The new news service, which will be available in both English and Arabic, will feature hourly items of local, international and financial news. After an initial trial period, during which the service will be available from 9 am to 9 pm, the company may, if there is adequate demand, begin offering round-the-clock service.
The news service is only available to customers of MobiNil (of which Sawiris' company, Orascom Telecom, is the largest single shareholder), but will eventually be made accessible to users of rival mobile phone operator, Click, probably after a four months’ period, said Ahmed El Bahery, marketing coordinator for EgyptCall.
The company has plans to expand both its range of services and its market. El Bahery said that more bilingual services would be made available directly, including news by the Reuters agency, cinema schedules and market updates straight from the Cairo bourse.
In the beginning of August, EgyptCall began offering phone services in the UAE, and future plans include an entrance into the markets of Jordan (perhaps in tandem with FastLink), Bahrain, Qatar, Kuwait, Morocco, and then, perhaps, Europe.
According to El Bahery, the company is presently in the process of striking a deal with the Egyptian Federation of Industries (EFI) that would allow Egyptian Exporters to dial a number and hear a list of requests from potential foreign importers. "If an Iranian clothing company wants this quality of shirts, and this quantity, the exporters will have a chance to find out about it," El Bahery said.

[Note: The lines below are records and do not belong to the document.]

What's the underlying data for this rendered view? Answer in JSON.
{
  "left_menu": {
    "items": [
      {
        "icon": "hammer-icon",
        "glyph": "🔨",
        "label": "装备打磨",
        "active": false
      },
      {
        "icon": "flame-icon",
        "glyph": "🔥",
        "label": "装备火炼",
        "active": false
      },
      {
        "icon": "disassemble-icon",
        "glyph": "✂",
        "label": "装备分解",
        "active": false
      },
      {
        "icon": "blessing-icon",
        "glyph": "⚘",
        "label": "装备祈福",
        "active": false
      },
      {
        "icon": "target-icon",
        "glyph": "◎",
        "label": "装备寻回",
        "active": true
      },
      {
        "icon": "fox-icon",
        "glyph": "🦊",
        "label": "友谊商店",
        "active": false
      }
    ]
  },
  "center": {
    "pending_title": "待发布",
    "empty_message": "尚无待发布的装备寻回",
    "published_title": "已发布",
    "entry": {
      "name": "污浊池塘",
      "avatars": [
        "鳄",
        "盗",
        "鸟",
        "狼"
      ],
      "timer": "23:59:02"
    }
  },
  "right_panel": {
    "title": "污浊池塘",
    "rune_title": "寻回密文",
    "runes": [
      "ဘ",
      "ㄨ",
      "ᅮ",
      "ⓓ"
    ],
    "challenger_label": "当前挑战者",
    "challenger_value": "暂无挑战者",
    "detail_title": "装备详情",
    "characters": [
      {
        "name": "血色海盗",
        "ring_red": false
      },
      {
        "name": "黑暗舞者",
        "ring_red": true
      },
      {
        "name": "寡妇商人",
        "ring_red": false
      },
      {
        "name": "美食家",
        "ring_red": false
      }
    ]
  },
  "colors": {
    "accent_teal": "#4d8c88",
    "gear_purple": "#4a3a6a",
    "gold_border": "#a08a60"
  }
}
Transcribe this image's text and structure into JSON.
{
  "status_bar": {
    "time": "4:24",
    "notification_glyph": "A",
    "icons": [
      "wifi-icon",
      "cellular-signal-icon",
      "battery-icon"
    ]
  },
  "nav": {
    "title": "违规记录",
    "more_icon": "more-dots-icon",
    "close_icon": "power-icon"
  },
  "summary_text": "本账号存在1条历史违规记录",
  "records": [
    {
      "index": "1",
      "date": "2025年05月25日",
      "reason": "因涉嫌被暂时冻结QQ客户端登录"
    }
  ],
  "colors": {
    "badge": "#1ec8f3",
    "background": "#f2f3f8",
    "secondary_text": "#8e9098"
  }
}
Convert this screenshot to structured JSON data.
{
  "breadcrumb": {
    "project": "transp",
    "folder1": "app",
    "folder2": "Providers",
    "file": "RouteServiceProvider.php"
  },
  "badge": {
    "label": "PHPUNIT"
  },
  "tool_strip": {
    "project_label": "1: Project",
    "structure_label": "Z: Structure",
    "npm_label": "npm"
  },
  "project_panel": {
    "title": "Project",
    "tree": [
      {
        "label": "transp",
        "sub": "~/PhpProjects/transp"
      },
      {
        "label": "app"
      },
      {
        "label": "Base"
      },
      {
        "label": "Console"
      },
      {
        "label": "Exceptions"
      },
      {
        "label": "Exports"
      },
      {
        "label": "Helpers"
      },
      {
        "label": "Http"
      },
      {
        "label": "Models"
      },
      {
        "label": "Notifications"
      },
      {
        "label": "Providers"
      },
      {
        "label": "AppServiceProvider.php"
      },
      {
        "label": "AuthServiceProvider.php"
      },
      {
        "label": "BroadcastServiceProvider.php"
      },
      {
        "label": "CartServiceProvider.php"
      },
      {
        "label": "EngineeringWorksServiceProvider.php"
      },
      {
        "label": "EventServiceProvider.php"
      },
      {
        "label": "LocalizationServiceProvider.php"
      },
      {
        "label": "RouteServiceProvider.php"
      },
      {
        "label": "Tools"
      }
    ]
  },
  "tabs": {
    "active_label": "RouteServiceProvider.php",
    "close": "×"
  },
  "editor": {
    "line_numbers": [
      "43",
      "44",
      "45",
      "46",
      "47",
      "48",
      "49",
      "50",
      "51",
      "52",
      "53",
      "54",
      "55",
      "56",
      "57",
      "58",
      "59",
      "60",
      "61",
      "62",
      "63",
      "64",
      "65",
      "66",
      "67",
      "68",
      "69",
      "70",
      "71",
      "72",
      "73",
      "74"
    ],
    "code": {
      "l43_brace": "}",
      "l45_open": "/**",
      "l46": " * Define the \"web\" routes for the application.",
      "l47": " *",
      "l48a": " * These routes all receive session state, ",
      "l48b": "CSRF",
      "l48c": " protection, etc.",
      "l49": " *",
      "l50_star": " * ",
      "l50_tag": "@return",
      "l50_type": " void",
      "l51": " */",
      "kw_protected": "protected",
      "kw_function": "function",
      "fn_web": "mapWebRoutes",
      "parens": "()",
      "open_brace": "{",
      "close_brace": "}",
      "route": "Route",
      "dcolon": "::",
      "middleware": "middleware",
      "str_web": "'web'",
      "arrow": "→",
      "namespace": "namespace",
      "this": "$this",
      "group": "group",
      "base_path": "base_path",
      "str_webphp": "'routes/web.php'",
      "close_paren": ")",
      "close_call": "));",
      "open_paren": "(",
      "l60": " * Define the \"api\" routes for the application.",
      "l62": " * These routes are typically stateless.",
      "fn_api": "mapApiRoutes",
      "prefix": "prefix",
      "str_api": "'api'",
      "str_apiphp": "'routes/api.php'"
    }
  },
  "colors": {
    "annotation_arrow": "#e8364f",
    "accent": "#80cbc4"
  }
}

Ultimately, he said, they want to make the entire EFI database available by telephone. "The economy will benefit because businessmen aren't taking advantage of opportunities that are out there. This service will link the exporters to potential customers," said El Bahery. "It's a sort of e-commerce, but without a computer." — (Albawaba-MEBG)
© 2000 Mena Report (www.menareport.com )